Interface dataset entries -
──────
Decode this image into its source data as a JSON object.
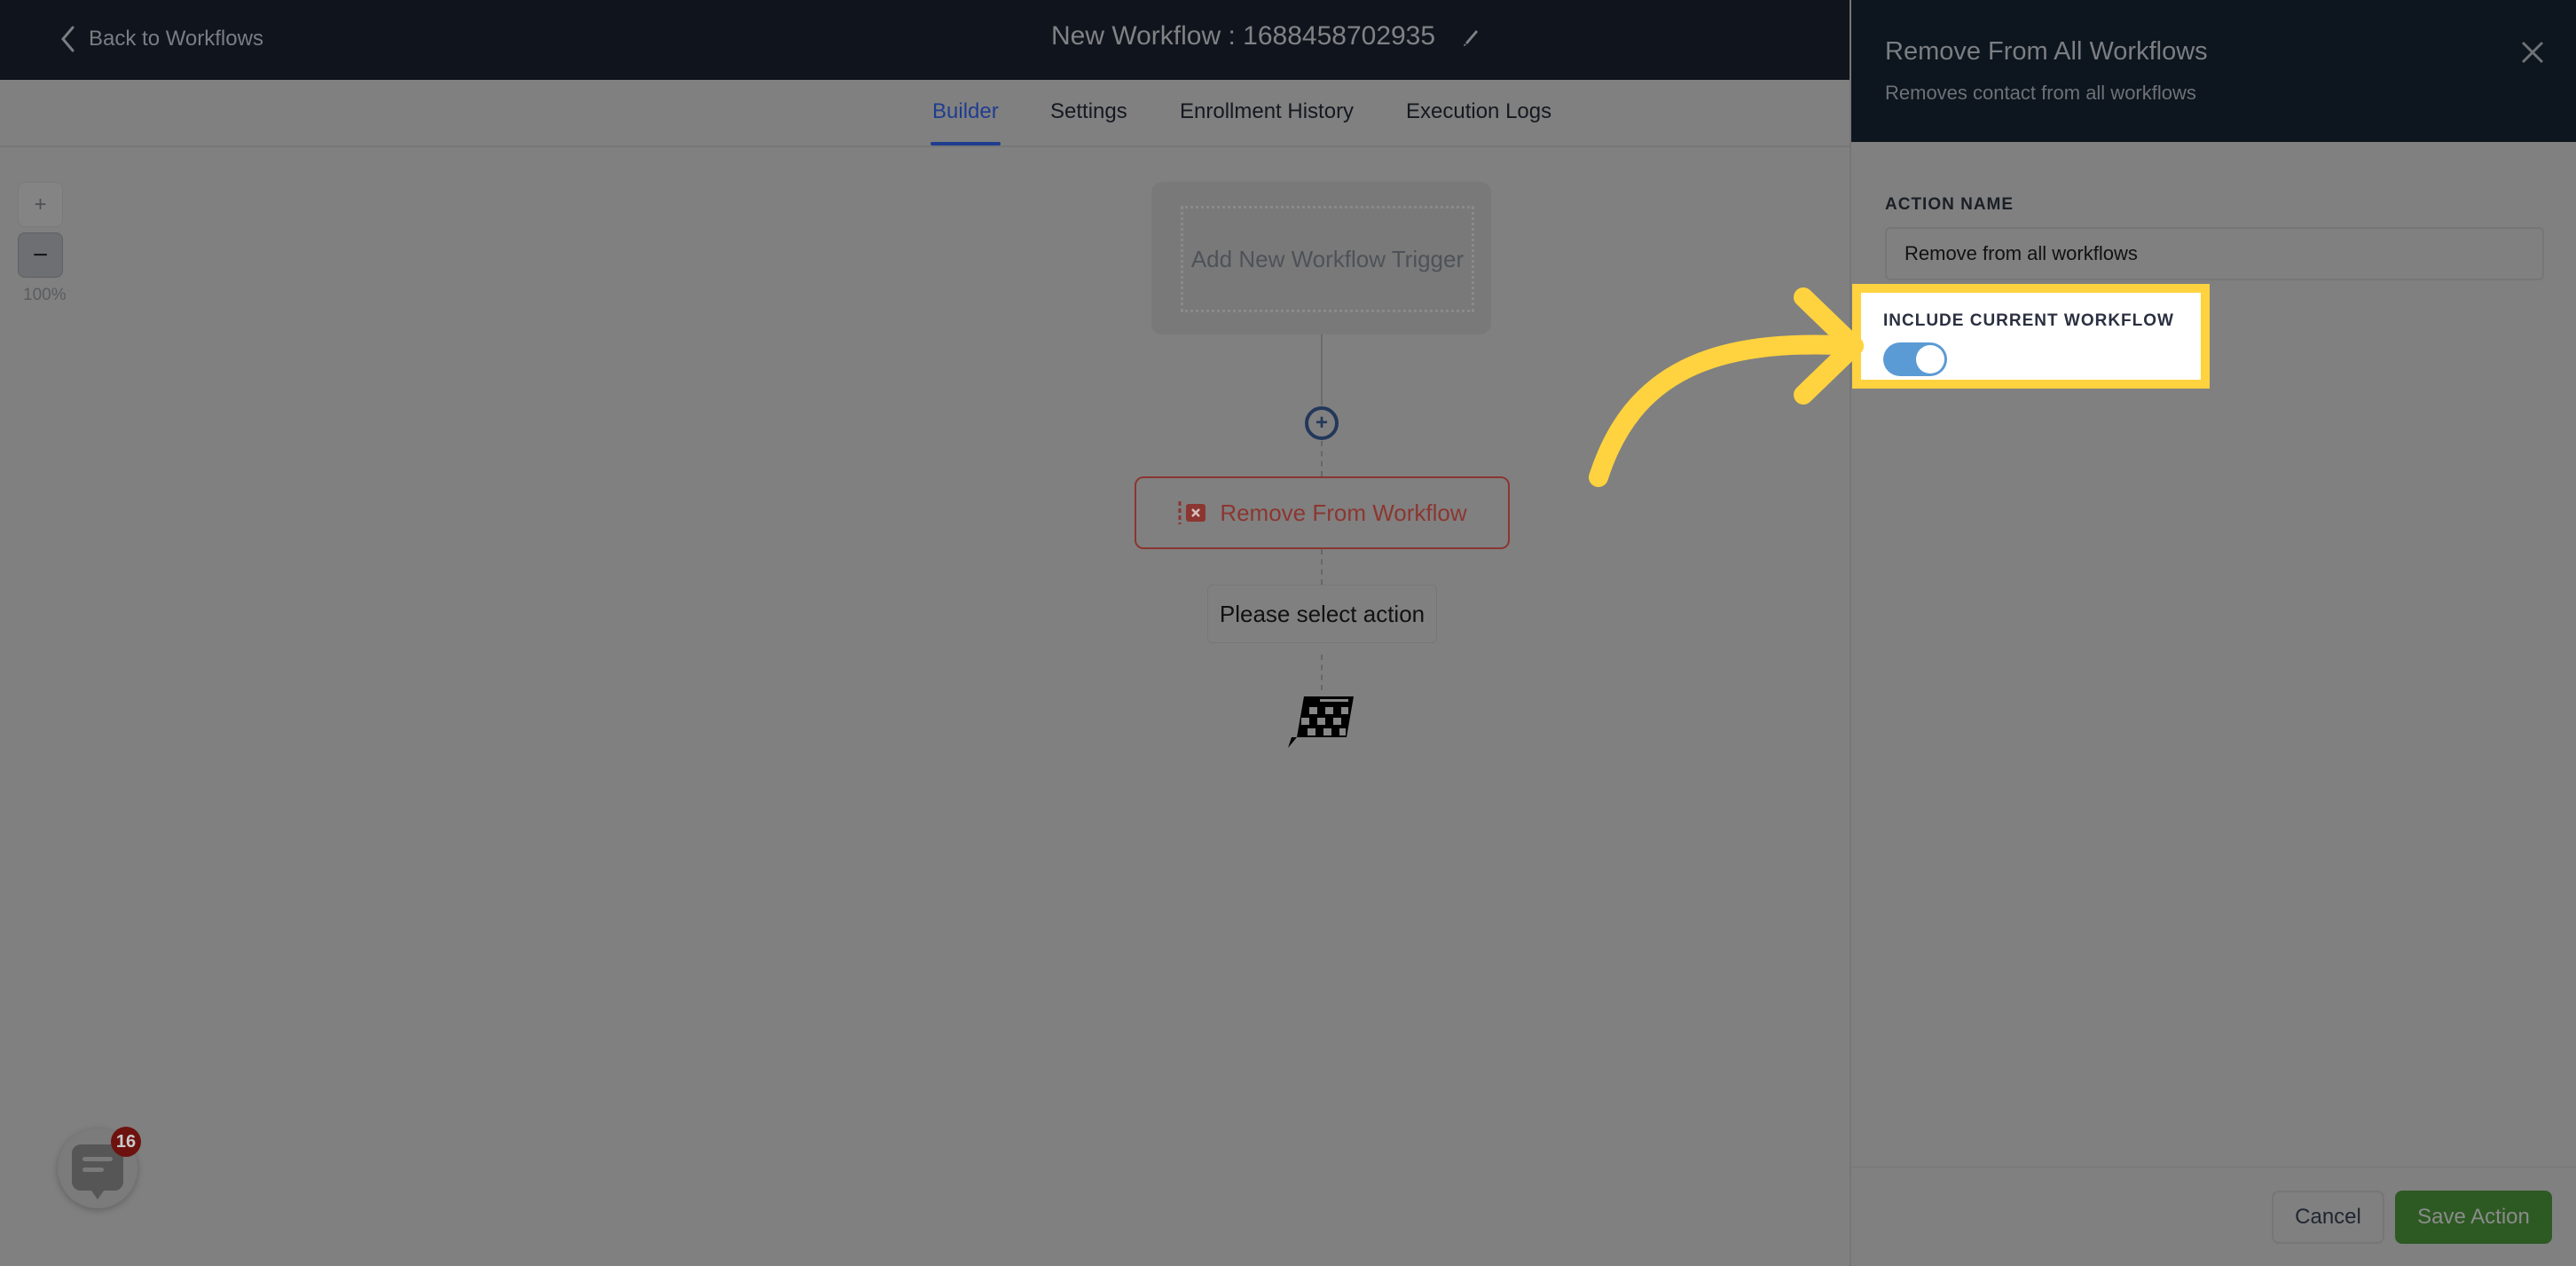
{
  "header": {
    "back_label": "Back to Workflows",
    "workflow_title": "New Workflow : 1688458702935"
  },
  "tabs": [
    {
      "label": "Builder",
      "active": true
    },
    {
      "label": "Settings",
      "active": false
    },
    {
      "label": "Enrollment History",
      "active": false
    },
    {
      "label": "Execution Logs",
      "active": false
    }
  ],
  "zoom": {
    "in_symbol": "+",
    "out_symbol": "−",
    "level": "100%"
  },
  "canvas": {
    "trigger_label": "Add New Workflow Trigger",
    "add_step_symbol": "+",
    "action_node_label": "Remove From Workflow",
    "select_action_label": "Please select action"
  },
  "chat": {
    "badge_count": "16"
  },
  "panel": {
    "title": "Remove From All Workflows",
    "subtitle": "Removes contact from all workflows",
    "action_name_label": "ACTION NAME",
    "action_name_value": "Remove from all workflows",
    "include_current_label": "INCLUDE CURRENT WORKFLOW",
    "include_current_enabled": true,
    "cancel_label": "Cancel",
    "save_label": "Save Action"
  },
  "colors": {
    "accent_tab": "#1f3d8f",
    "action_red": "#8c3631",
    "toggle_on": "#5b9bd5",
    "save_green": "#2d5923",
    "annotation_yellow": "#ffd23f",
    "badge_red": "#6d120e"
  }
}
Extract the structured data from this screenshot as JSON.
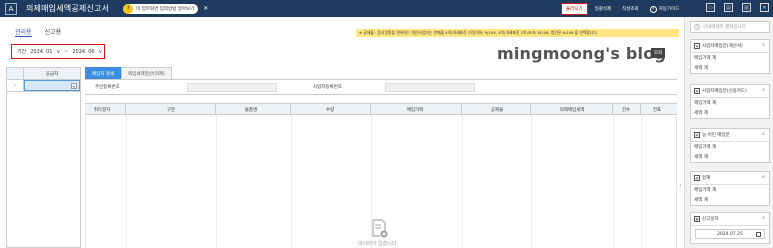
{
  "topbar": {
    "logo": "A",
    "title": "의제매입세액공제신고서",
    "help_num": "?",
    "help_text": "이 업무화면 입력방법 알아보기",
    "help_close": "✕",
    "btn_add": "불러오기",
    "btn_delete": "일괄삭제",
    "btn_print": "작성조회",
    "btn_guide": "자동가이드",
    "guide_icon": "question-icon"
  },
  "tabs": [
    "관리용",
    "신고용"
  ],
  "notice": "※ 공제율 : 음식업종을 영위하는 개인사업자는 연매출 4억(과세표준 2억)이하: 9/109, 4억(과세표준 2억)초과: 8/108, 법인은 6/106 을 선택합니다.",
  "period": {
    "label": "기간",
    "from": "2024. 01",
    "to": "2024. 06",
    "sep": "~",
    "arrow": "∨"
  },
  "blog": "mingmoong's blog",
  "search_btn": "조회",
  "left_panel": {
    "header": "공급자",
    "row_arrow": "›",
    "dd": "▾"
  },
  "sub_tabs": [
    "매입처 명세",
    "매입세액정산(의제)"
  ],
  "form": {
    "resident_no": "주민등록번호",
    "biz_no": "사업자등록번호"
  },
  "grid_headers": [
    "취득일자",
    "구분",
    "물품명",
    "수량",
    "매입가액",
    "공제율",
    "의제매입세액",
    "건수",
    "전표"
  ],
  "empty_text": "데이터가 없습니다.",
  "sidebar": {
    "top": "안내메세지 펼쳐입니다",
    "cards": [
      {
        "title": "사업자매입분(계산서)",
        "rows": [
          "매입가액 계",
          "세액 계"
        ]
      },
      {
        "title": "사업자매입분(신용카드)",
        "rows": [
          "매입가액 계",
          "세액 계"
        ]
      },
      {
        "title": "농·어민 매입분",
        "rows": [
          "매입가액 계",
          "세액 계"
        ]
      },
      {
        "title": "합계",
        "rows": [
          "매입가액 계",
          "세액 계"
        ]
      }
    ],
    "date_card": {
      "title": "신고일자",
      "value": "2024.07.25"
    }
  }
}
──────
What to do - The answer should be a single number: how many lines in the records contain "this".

Your response - 2